Probing the footage Relic's showing, one screen sticks out: a portrait of a marine with three attribute bars, a level count, and various other notes. But Dunn is quick to close that off to immediate interpretation. "The whole purpose of that is just to point out the idea that there are RPG elements," he says. "The design is not complete at this point, so which attributes are being upgraded and which pieces of wargear you're going to have aren't [set], but the idea is that through the canon, through the universe, the idea of the space marines and upgrading their armour and their weapons and the customisation of the gear for your character is really important within that universe, and that's something that's really important to this game as well." Whether you start off with a character and then mould him, or roll your own character, is unknown.
The nature of the combat is also a secret at this point, beyond what you can see for yourself. I ask about combo systems, special attacks and level design, among other things, but McFarlane and Dunn are guarded. "This is not like a Rainbow Six kind of squad or strategy thing," McFarlane will say. "It's high action. We call it 'RPG lite', you know - heavy on the action."
With four characters in the on-screen squad, Space Marine is obvious fodder for drop-in co-operative play, although Relic will only say that it's experimenting with multiplayer options - competitive and co-op. "We want this game to be playable with friends," says McFarlane. "It's a big focus."
One thing it's not doing though is a PC version, and Dunn gives the impression that in the same way THQ didn't feel Dawn of War was a good enough fit for console to warrant a port, it doesn't see Space Marine as a game fit for PC. "It's like, if God of War was on the PC, what kind of an experience would that be?" says Dunn. "And I think it's our idea that it wouldn't be the ideal experience. You could probably make it work, but it's not where the beat is and where the strength of the platform is, so instead of washing the game out so it's appropriate for multiple platforms, it's about building the game to the specific platforms that we want."
And for the moment, that's it. Our first glimpse of Space Marine ends as the orks set off a nuclear weapon on the horizon, hyping their troops in the foreground into a frenzy. The Ultramarines brace themselves against the onrushing wind and raise their weapons under the imperial standard, before diving back into battle and splashing ork blood into the waves of rolling dust. "What we really wanted to capture with this game is the violent, gritty nature of the Warhammer universe," says McFarlane. "This universe is constantly at war."
Although the vast majority of details are still to be revealed - and perhaps even still to be decided - the footage so far attests to that, spilling blood with abandon. And even with so many unknowns, Relic's devotion to the canon, and past work on Dawn of War, will write Space Marine onto a lot of most-wanted lists.
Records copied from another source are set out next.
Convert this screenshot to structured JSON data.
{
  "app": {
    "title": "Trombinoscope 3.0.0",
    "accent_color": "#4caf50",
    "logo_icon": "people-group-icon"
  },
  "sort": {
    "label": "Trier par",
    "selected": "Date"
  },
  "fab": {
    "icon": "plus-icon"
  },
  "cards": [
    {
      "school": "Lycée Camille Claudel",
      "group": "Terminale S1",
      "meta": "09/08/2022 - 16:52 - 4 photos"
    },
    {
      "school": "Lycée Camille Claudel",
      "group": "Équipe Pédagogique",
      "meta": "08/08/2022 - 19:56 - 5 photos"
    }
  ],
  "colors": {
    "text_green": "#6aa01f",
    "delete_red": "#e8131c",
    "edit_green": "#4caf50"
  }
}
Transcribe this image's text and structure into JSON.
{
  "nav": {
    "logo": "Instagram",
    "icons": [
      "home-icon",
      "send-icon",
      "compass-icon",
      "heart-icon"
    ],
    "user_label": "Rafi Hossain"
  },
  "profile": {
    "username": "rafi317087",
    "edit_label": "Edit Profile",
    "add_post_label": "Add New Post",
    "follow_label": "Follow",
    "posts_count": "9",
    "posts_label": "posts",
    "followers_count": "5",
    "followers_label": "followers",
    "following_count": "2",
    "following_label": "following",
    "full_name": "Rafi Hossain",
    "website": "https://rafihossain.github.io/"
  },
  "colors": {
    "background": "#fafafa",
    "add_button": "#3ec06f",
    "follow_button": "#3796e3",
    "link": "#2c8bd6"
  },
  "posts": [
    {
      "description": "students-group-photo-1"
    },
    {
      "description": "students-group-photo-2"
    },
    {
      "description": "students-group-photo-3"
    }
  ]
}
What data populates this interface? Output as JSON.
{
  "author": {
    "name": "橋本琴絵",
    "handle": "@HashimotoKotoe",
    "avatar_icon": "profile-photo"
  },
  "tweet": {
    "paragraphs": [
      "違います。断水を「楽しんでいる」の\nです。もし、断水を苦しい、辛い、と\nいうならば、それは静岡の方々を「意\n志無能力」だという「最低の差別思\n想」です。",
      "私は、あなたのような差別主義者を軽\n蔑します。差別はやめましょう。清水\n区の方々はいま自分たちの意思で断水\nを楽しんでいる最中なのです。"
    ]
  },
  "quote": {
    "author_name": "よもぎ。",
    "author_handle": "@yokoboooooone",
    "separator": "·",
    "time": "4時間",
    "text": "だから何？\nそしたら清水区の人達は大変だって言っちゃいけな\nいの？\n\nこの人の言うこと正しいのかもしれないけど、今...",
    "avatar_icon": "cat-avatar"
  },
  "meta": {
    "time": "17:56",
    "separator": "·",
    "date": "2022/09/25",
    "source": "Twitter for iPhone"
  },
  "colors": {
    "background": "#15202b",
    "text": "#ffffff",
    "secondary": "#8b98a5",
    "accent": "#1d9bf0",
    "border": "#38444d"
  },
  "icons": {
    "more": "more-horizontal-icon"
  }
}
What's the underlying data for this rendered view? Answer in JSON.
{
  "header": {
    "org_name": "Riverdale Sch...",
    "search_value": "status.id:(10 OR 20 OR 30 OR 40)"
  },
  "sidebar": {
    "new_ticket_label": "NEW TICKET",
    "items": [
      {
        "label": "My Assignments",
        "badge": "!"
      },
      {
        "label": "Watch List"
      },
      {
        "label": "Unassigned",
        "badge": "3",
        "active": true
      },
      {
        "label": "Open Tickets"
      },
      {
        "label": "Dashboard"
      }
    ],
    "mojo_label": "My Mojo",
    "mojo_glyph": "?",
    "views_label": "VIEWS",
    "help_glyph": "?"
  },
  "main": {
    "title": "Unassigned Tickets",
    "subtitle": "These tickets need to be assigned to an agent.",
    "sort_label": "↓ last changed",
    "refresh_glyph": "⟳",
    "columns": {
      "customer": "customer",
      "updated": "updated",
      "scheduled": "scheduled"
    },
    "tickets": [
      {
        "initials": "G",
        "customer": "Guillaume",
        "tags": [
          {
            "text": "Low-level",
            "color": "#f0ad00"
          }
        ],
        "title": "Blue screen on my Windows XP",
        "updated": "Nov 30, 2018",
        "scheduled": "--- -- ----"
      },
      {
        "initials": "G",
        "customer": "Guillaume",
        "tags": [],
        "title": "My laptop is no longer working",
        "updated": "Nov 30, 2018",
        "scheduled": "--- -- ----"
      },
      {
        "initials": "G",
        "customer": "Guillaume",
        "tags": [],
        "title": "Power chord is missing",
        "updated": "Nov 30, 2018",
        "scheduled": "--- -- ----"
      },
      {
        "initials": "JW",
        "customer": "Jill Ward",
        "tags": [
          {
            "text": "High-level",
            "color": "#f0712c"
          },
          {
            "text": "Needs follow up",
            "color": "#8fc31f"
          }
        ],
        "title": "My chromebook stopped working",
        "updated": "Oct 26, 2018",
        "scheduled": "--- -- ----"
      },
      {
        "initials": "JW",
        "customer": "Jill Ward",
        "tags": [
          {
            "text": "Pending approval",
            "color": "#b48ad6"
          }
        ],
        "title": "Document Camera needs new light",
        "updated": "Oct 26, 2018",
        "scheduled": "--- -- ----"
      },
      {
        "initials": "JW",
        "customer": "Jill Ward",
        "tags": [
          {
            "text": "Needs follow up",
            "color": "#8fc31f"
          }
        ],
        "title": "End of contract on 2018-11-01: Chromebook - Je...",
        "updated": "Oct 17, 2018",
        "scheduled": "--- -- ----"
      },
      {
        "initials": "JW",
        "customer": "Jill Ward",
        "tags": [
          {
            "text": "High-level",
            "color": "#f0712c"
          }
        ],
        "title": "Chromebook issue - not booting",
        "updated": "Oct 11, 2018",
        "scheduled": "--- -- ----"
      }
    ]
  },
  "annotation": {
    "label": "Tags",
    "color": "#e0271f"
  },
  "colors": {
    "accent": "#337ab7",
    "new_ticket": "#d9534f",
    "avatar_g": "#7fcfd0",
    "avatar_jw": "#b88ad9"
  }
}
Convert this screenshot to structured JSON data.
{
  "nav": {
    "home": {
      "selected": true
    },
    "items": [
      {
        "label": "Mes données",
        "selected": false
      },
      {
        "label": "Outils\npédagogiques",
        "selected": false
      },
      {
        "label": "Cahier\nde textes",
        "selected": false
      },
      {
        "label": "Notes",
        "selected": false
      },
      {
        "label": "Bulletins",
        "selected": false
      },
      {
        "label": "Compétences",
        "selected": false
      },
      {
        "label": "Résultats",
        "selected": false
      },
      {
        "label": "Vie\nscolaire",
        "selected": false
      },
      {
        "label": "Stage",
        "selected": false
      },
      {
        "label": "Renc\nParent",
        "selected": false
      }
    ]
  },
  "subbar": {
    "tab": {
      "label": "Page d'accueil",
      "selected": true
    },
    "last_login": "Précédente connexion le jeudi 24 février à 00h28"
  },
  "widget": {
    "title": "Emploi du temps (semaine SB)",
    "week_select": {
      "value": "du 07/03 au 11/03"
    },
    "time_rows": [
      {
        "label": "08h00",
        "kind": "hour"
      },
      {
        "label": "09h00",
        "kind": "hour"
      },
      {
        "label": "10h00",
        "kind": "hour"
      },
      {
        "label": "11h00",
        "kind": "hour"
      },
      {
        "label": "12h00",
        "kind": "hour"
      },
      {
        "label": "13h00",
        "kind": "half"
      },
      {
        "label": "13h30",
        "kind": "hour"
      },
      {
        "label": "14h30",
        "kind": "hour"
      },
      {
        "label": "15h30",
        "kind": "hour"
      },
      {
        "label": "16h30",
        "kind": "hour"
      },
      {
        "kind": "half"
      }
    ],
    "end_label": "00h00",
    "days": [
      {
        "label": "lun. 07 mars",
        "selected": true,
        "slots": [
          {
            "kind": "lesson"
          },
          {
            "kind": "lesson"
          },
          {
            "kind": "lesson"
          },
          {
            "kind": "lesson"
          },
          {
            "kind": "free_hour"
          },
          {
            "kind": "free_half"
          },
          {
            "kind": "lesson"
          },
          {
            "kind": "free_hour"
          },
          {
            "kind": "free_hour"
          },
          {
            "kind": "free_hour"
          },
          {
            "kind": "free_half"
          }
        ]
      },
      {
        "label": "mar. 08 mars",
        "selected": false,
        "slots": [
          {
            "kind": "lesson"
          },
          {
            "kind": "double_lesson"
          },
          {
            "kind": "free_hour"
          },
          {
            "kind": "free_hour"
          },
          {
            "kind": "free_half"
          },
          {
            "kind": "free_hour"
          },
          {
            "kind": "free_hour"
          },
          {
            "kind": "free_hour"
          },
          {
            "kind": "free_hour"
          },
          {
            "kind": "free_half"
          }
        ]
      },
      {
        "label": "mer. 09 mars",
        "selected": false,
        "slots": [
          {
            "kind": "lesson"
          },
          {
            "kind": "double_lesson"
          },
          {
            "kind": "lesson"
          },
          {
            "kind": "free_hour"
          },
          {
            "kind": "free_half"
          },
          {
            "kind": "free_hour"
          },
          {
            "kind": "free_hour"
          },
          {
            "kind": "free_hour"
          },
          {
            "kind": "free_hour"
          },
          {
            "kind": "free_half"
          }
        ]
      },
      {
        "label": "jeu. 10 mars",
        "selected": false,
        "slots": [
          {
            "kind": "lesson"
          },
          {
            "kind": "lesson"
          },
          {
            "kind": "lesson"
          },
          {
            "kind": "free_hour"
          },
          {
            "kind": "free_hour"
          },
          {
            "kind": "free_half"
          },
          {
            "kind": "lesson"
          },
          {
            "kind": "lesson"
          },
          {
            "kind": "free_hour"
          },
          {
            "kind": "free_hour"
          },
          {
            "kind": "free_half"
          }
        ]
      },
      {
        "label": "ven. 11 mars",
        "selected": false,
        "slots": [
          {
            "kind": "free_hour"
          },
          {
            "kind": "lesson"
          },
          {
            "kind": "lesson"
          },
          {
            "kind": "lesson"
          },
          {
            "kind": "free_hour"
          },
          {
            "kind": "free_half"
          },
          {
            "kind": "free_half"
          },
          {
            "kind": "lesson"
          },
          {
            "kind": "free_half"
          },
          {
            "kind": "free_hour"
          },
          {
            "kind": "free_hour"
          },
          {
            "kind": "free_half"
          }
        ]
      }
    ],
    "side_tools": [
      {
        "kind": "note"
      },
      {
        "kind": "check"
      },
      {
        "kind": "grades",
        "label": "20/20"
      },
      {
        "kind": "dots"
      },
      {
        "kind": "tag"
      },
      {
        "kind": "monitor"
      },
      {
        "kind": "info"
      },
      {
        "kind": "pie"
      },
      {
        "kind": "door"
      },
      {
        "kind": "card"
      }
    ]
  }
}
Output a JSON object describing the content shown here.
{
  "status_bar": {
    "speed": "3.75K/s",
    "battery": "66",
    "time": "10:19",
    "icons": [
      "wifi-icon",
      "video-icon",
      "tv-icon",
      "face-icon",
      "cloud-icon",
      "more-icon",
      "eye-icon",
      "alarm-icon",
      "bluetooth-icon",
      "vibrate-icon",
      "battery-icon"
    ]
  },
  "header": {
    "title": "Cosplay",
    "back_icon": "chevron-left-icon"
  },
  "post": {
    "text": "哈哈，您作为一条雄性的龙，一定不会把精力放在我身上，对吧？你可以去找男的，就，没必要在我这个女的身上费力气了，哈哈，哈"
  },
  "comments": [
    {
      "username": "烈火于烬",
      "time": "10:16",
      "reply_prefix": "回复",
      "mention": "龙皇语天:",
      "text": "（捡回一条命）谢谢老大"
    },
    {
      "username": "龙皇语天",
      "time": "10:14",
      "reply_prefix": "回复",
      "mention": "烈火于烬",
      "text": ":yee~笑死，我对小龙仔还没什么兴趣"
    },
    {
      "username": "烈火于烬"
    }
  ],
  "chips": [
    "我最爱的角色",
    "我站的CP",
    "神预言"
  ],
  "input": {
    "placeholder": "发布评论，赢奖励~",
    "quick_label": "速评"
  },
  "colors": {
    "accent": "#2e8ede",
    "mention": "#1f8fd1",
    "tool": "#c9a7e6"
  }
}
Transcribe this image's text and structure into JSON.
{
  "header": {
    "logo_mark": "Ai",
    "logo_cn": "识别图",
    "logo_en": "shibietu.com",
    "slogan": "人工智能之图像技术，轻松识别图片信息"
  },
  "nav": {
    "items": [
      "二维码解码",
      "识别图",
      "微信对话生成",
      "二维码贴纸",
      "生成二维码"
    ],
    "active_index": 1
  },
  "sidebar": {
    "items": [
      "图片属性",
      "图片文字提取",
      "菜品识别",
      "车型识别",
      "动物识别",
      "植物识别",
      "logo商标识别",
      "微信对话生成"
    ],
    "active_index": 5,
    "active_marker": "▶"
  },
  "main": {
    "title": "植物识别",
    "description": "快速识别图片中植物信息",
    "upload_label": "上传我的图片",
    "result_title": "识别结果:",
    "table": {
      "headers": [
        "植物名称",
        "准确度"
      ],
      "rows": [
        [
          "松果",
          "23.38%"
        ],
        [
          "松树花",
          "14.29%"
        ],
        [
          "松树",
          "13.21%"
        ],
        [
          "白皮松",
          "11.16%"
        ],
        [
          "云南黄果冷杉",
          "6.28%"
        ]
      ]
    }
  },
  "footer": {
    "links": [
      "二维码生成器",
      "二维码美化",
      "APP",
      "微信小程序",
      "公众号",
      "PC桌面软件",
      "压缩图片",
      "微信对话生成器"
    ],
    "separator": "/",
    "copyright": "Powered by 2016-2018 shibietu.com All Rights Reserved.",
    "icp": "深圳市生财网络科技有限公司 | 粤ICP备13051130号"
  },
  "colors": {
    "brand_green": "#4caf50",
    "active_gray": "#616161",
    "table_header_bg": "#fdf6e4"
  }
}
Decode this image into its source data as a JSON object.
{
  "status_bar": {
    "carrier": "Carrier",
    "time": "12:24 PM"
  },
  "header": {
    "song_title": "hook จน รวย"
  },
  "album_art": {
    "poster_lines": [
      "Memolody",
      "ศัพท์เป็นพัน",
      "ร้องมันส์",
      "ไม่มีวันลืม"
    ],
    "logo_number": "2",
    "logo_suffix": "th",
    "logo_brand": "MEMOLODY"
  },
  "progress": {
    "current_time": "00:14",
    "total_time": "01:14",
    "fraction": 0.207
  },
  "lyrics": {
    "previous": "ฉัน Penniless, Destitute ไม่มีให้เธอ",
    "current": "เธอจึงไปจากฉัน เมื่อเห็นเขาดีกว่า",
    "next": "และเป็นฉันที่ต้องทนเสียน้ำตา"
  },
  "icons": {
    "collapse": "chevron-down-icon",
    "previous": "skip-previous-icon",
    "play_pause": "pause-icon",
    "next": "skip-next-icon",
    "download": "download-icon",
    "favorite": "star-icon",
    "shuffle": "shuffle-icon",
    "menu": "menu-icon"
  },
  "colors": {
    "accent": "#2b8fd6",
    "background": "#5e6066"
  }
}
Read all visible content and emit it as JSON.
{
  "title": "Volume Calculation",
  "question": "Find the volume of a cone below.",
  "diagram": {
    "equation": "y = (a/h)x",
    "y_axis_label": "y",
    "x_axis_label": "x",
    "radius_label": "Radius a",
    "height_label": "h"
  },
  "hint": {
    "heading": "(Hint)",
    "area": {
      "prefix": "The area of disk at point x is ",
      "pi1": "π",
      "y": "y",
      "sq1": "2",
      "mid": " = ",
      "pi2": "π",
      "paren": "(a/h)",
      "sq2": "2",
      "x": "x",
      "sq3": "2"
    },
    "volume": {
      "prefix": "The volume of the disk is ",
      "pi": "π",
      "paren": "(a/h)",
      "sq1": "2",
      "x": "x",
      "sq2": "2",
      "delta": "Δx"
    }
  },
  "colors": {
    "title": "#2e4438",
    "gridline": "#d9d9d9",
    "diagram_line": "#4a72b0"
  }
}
Warhammer 40,000: Space Marine is due out for PS3 and Xbox 360. There's no release date yet, but THQ told us "not this year".